We can't let the college bowl season end without taking note of the frantic goings-on that occurred four days before Maryland beat Tennessee 28-27 in the Sun Bowl in El Paso. The cause of the excitement was a mock hijacking of a Maryland team bus as it headed to a Sheriff's Posse Dinner. Trouble was, except for Terps coach Bobby Ross, nobody on the bus had been forewarned about the ambush.

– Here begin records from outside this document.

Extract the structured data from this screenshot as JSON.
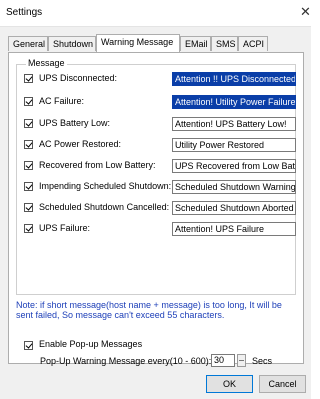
{
  "window": {
    "title": "Settings",
    "close_glyph": "✕"
  },
  "tabs": [
    {
      "label": "General"
    },
    {
      "label": "Shutdown"
    },
    {
      "label": "Warning Message",
      "active": true
    },
    {
      "label": "EMail"
    },
    {
      "label": "SMS"
    },
    {
      "label": "ACPI"
    }
  ],
  "message_group": {
    "label": "Message",
    "items": [
      {
        "label": "UPS Disconnected:",
        "checked": true,
        "value": "Attention !! UPS Disconnected",
        "selected": true
      },
      {
        "label": "AC Failure:",
        "checked": true,
        "value": "Attention! Utility Power Failure",
        "selected": true
      },
      {
        "label": "UPS Battery Low:",
        "checked": true,
        "value": "Attention! UPS Battery Low!"
      },
      {
        "label": "AC Power Restored:",
        "checked": true,
        "value": "Utility Power Restored"
      },
      {
        "label": "Recovered from Low Battery:",
        "checked": true,
        "value": "UPS Recovered from Low Battery"
      },
      {
        "label": "Impending Scheduled Shutdown:",
        "checked": true,
        "value": "Scheduled Shutdown Warning"
      },
      {
        "label": "Scheduled Shutdown Cancelled:",
        "checked": true,
        "value": "Scheduled Shutdown Aborted"
      },
      {
        "label": "UPS Failure:",
        "checked": true,
        "value": "Attention! UPS Failure"
      }
    ]
  },
  "note": "Note: if short message(host name + message) is too long, It will be sent failed, So message can't exceed 55 characters.",
  "popup": {
    "enable_label": "Enable Pop-up Messages",
    "enabled": true,
    "interval_label": "Pop-Up Warning Message every(10 - 600):",
    "interval_value": "30",
    "unit": "Secs"
  },
  "buttons": {
    "ok": "OK",
    "cancel": "Cancel"
  }
}
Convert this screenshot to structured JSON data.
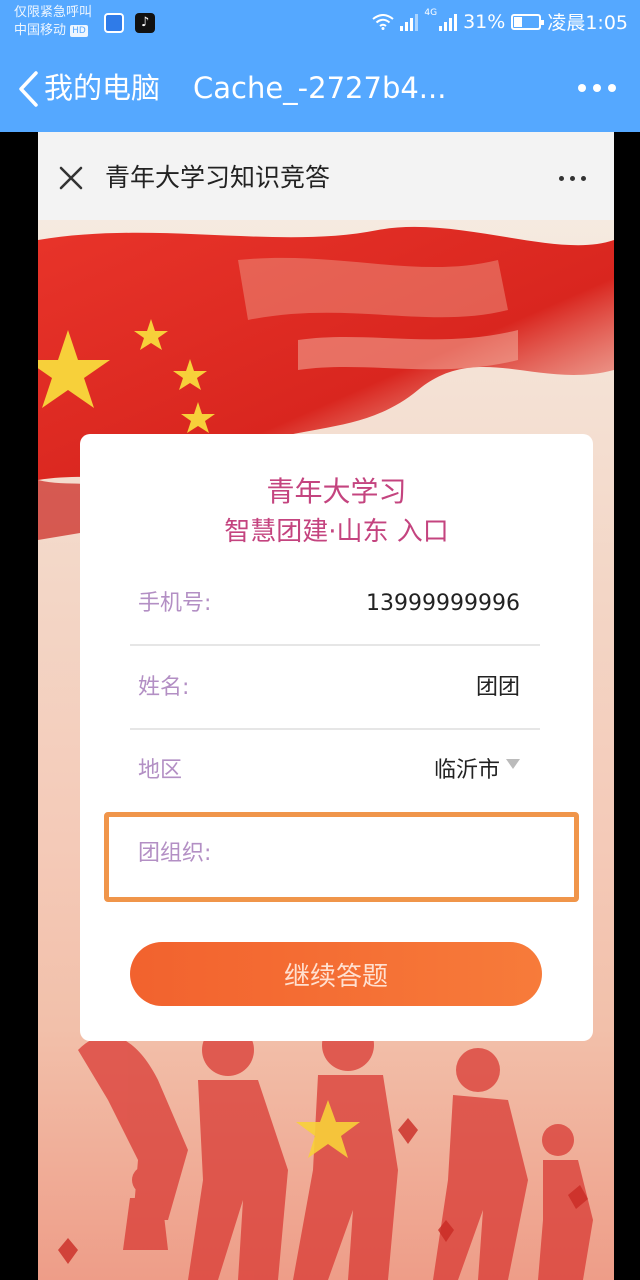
{
  "status_bar": {
    "emergency": "仅限紧急呼叫",
    "carrier": "中国移动",
    "carrier_badge": "HD",
    "network": "4G",
    "battery": "31%",
    "battery_level": 0.31,
    "time": "凌晨1:05"
  },
  "nav": {
    "back_label": "我的电脑",
    "title": "Cache_-2727b4..."
  },
  "webview": {
    "title": "青年大学习知识竞答"
  },
  "form": {
    "title_line1": "青年大学习",
    "title_line2": "智慧团建·山东 入口",
    "phone_label": "手机号:",
    "phone_value": "13999999996",
    "name_label": "姓名:",
    "name_value": "团团",
    "region_label": "地区",
    "region_value": "临沂市",
    "org_label": "团组织:",
    "org_value": "",
    "submit_label": "继续答题"
  },
  "colors": {
    "topbar": "#55a8ff",
    "accent": "#f2622e",
    "title_pink": "#c4447f",
    "highlight": "#f0954a",
    "label_purple": "#b38fc4"
  }
}
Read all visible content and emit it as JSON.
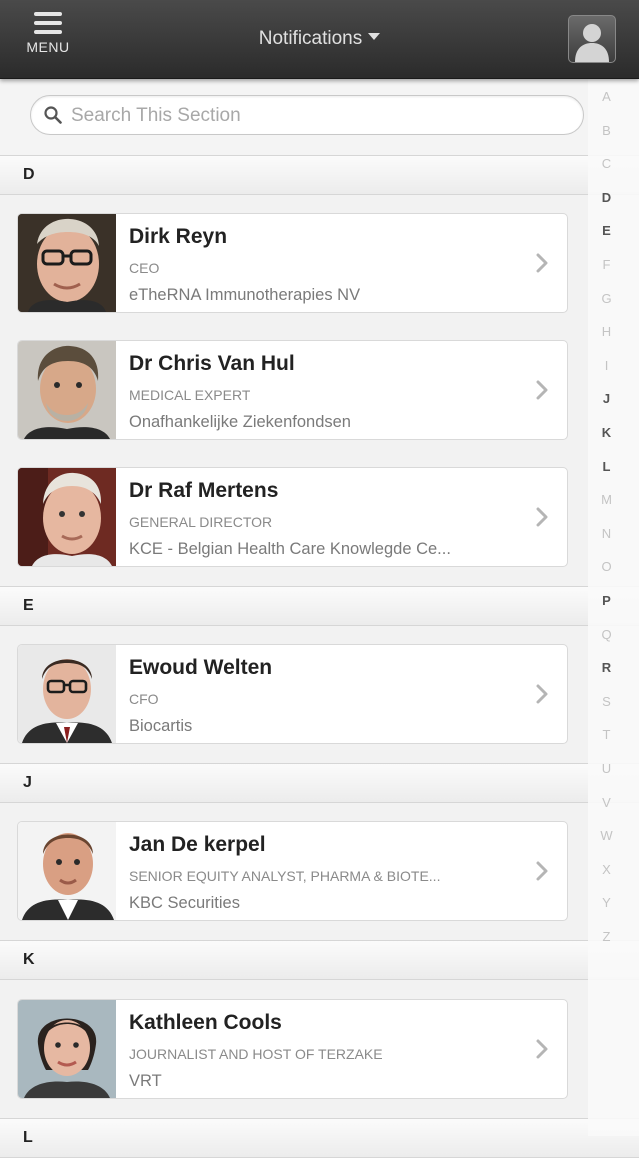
{
  "header": {
    "menu_label": "MENU",
    "title": "Notifications"
  },
  "search": {
    "placeholder": "Search This Section"
  },
  "index": [
    "A",
    "B",
    "C",
    "D",
    "E",
    "F",
    "G",
    "H",
    "I",
    "J",
    "K",
    "L",
    "M",
    "N",
    "O",
    "P",
    "Q",
    "R",
    "S",
    "T",
    "U",
    "V",
    "W",
    "X",
    "Y",
    "Z"
  ],
  "index_active": [
    "D",
    "E",
    "J",
    "K",
    "L",
    "P",
    "R"
  ],
  "sections": [
    {
      "letter": "D",
      "contacts": [
        {
          "name": "Dirk Reyn",
          "role": "CEO",
          "org": "eTheRNA Immunotherapies NV"
        },
        {
          "name": "Dr Chris Van Hul",
          "role": "MEDICAL EXPERT",
          "org": "Onafhankelijke Ziekenfondsen"
        },
        {
          "name": "Dr Raf Mertens",
          "role": "GENERAL DIRECTOR",
          "org": "KCE - Belgian Health Care Knowlegde Ce..."
        }
      ]
    },
    {
      "letter": "E",
      "contacts": [
        {
          "name": "Ewoud Welten",
          "role": "CFO",
          "org": "Biocartis"
        }
      ]
    },
    {
      "letter": "J",
      "contacts": [
        {
          "name": "Jan De kerpel",
          "role": "SENIOR EQUITY ANALYST, PHARMA & BIOTE...",
          "org": "KBC Securities"
        }
      ]
    },
    {
      "letter": "K",
      "contacts": [
        {
          "name": "Kathleen Cools",
          "role": "JOURNALIST AND HOST OF TERZAKE",
          "org": "VRT"
        }
      ]
    },
    {
      "letter": "L",
      "contacts": []
    }
  ],
  "colors": {
    "header_bg": "#333333",
    "page_bg": "#f2f2f2",
    "card_bg": "#ffffff",
    "name_text": "#222222",
    "role_text": "#8a8a8a"
  },
  "icons": {
    "menu": "hamburger-icon",
    "user": "user-silhouette-icon",
    "search": "magnifier-icon",
    "row": "chevron-right-icon"
  }
}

Bear in mind that the people responsible for the prank were all grown-ups. First there were the Sun Bowl promoters who gave their O.K. to the ambush. Then there were the "bandits"—actually, reserve members of the El Paso County sheriff's department dressed in dirty jeans and bandannas—who boarded the bus brandishing guns. As some Terrapin players hit the floor, one of the intruders put a gun to the head of defensive back Donald Brown and forced him and two assistant coaches out of the bus. They were put into a pickup truck, which subsequently was chased at 80 mph, amid a blaze of blank shots, by sheriff's deputies in on the hoax. Finally there was Ross, who said of the incident, "I thought it was kind of humorous to see our kids scatter like they did. It really brought out a lot of laughter."

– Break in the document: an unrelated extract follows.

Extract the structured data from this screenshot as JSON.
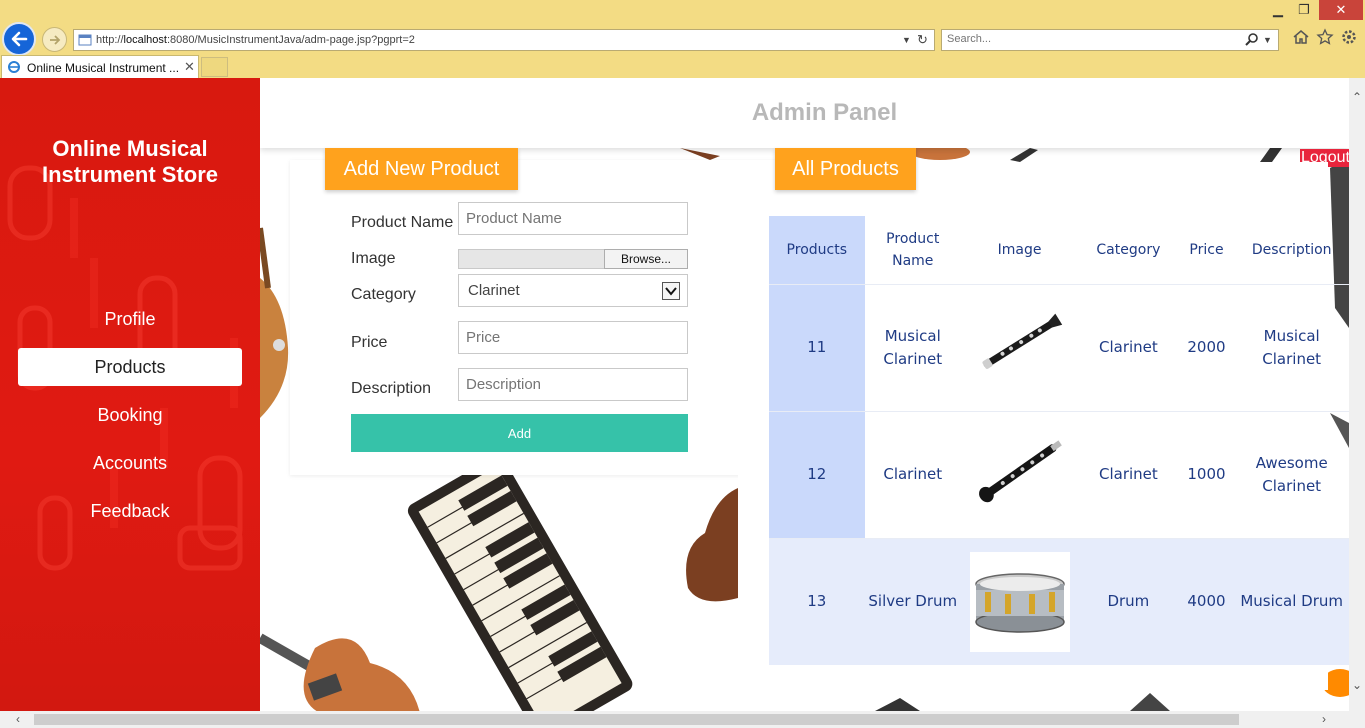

But the laughter came only after the Maryland players realized that the ambush was a prank. Before that they were genuinely terrified, none more so than Brown, who told SI's Bailey Breene, "The guy said, 'Come on, you're coming with me,' and pointed the gun at my head. I was frightened the whole time. I had an idea that the Sun Bowl people wouldn't let me die, but you never know."

In a society in which crime and violence are only too real, the fake ambush was not only dumb and tasteless but also potentially dangerous. One shudders to think what might have happened if any of the players or coaches had used a knife or fists to resist the intruders. As Brown says, "I had visions of jumping up and grabbing the gun. I was shocked."

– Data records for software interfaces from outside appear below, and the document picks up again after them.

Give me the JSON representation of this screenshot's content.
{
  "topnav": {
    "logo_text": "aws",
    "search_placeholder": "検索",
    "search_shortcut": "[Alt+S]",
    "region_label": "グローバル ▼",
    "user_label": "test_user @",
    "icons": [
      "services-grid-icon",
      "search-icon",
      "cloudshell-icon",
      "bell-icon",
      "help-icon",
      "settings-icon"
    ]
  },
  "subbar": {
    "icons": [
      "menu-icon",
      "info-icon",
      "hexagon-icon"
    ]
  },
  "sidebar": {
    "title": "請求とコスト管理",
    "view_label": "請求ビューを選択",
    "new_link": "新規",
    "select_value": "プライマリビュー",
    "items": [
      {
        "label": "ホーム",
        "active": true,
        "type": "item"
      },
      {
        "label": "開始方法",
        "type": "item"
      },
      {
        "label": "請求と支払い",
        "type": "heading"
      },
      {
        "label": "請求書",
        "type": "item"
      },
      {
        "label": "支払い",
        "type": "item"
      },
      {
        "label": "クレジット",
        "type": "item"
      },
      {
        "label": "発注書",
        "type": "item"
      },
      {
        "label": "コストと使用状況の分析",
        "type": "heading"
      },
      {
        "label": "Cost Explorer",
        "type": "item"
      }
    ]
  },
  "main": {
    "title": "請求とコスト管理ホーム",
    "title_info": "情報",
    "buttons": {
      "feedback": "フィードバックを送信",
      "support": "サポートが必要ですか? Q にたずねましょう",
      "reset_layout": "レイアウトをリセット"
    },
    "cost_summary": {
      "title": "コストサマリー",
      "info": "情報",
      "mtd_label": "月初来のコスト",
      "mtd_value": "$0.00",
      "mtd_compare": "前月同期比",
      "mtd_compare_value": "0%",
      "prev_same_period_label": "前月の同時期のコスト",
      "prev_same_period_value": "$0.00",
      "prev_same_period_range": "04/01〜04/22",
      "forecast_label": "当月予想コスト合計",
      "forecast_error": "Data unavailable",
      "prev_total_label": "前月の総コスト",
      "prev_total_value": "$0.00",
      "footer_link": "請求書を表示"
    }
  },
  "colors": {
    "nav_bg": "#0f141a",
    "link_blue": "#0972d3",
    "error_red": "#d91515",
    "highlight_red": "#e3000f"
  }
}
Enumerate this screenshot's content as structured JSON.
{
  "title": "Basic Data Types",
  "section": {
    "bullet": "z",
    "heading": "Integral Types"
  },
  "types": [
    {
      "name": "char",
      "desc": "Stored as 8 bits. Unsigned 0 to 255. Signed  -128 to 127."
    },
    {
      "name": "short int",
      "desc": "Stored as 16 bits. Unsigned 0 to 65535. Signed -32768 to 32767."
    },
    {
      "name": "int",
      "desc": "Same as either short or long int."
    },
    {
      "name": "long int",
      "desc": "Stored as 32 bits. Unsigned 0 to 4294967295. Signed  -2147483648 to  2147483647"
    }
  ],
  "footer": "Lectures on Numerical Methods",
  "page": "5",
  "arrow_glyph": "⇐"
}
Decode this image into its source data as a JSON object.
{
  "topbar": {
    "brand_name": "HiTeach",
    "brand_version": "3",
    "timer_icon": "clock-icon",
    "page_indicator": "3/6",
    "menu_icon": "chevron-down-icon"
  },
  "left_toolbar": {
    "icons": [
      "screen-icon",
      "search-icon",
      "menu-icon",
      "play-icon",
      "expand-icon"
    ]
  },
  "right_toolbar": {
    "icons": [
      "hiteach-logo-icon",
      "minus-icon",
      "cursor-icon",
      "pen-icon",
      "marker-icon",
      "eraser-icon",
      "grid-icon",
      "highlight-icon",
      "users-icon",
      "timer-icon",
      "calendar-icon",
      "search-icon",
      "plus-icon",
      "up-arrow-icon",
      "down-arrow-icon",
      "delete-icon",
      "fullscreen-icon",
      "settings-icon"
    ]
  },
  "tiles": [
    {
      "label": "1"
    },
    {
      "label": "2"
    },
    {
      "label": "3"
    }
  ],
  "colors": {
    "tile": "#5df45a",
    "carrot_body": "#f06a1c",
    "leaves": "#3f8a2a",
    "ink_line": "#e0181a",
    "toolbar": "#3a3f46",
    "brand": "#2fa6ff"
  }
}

In case you missed it, there was a big wedding—for real—the other day on the USA Network's Wrestling TNT show. In a traditional ceremony performed by a clergyman pseudonymously billed as the Rev. Meyer Lipschitz, Butcher Paul Vachon married Diane Page in a wrestling ring festooned with flowers and ferns. The bride was given away by George (The Animal) Steele. The Wild Samoans and Mr. and Mrs. Executioner were among the guests. Lou Albano rose to object to the union on unspecified grounds, the ring bearer was tripped by Freddie Blassie, and no sooner did Vachon kiss the bride than he was flattened by a body slam by Jesse Ventura. At the reception, the bride got a pie—coconut cream—in the face, the first of dozens of such confections thrown. A USA Network press release described the event as "touching.''





TNT broadcasters Vince McMahon and Lord Alfred Hayes after the reception.


•Brook Steppe. Detroit Piston guard, after a game in the Silverdome: "It was the coldest gym I ever played in. A couple of rebounds came down with frost on them."
•Kareem Abdul-Jabbar, during a TV interview with NBAers-turned-sportscasters Bill Russell and Rick Barry: "It's nice being interviewed by tall people."